Madrigal are a small-batch brewery with an artisan ethos, brewing in Lynmouth, a picturesque village on the rugged coast of Exmoor.
They Work out of a 19th century coach house, producing nine hand-crafted ales ranging from refreshing wheat beers to complex old ales and using culinary flourishes such as cacao nibs and coriander.
They don’t believe in adding finings to theirbeers, which means that they’re vegan friendly too.
Madrigal Brewery ales capture the unique spirit of the area and are as inspiring as the wilds in which they are created. If you are exploring Exmoor give them a visit and their small shop in the courtyard of Lynmouth Manor House, at the easternmost end of Lynmouth beach.
Made using the finest natural ingredients, Garland was created for those post-surf summer evenings when all is well with the world. Expect a laid-back wheat beer with hints of fruits from the Tropics.
The Hanged Man
The Hanged Man is one of the most powerful symbols in tarot. He also lends his name to two local landmarks – the Little and Great Hangman hills above Combe Martin. Our aged stout is devoted to the spirit of these hills, where Exmoor falls to the sea.
The Monkey’s Fist
The monkey’s fist is a nautical knot beloved by smugglers and sea captains alike – much like this finely crafted old ale. A blend of four malts is expertly tied together with First Gold and Minstrel hops, and just a touch of chocolate and orange.
North Coast Voodoo
Logic and reason have their place, but it’s not North Devon. Unseen forces hold sway here, which may be why we concocted this delicious IPA made with New World hops and Old World soul.
We like the wheatear. Not only does it look like a bandit, but its arrival from sub-Saharan Africa signals an end to the darkest days of winter. Our ode to the bird is made with fresh ginger and coriander – perfect for those in need of a little seasonal refreshment.
The sea can be a harsh mistress – shimmering one moment and raging the next. We’ve tried to capture something of her capricious nature in this unique ale, made using four English hops and a dash of spicy rye malt.
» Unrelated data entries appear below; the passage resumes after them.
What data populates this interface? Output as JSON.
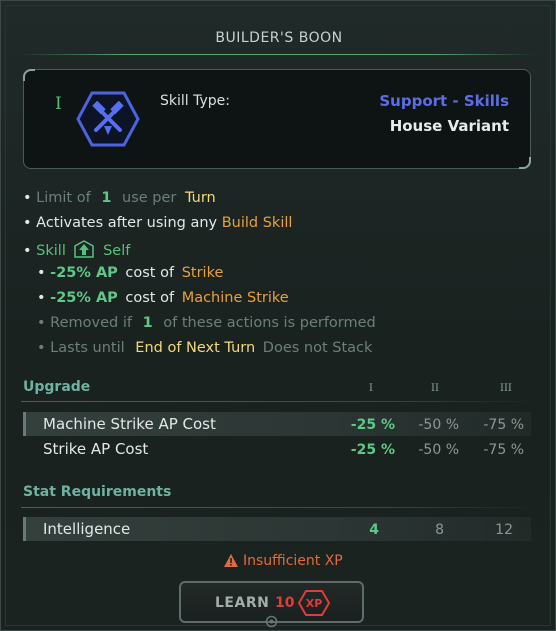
{
  "title": "BUILDER'S BOON",
  "header": {
    "tier": "I",
    "skill_type_label": "Skill Type:",
    "category": "Support - Skills",
    "variant": "House Variant",
    "icon": "crossed-hammers-hexagon-icon"
  },
  "details": {
    "limit": {
      "bullet": "•",
      "prefix": "Limit of",
      "count": "1",
      "mid": "use per",
      "unit": "Turn"
    },
    "activates": {
      "bullet": "•",
      "text": "Activates after using any",
      "target": "Build Skill"
    },
    "skill_target": {
      "bullet": "•",
      "label": "Skill",
      "target": "Self",
      "icon": "up-arrow-shield-icon"
    },
    "effects": [
      {
        "bullet": "•",
        "value": "-25% AP",
        "text": "cost of",
        "target": "Strike"
      },
      {
        "bullet": "•",
        "value": "-25% AP",
        "text": "cost of",
        "target": "Machine Strike"
      }
    ],
    "removed": {
      "bullet": "•",
      "prefix": "Removed if",
      "count": "1",
      "suffix": "of these actions is performed"
    },
    "lasts": {
      "bullet": "•",
      "prefix": "Lasts until",
      "duration": "End of Next Turn",
      "suffix": "Does not Stack"
    }
  },
  "upgrade": {
    "heading": "Upgrade",
    "tiers": [
      "I",
      "II",
      "III"
    ],
    "rows": [
      {
        "label": "Machine Strike AP Cost",
        "values": [
          "-25 %",
          "-50 %",
          "-75 %"
        ]
      },
      {
        "label": "Strike AP Cost",
        "values": [
          "-25 %",
          "-50 %",
          "-75 %"
        ]
      }
    ]
  },
  "stat_requirements": {
    "heading": "Stat Requirements",
    "rows": [
      {
        "label": "Intelligence",
        "values": [
          "4",
          "8",
          "12"
        ]
      }
    ]
  },
  "warning": {
    "text": "Insufficient XP",
    "icon": "warning-triangle-icon"
  },
  "learn": {
    "label": "LEARN",
    "cost": "10",
    "currency": "XP"
  },
  "colors": {
    "accent_green": "#5fc887",
    "skill_blue": "#5c6ee6",
    "highlight_gold": "#e7a23c",
    "highlight_yellow": "#f3d97d",
    "warning_orange": "#e36a3a",
    "cost_red": "#e33a3a"
  }
}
In 1913, a mysterious fire destroyed Sir George Newnes’ mansion on Lynton’s Hollerday Hill. Some blamed marauding suffragettes, others feared otherworldly causes. The incident inspired our own smoky concoction, brewed using tasty Rauch malt and spicy hops.
The rocks of Lee Bay and Baggy Point are etched with the imprints of creatures from the Devonian period. These fossils inspired us to create our own evolutionarily distinct beer – a well-rounded amber ale hopped with adaptive Amarillo.
Severed hands make a fairly regular appearance in European folklore. The creeping dread they inspire keeps some people awake at night – but not us. We’re awake anyway, brewing beers like this velvety porter.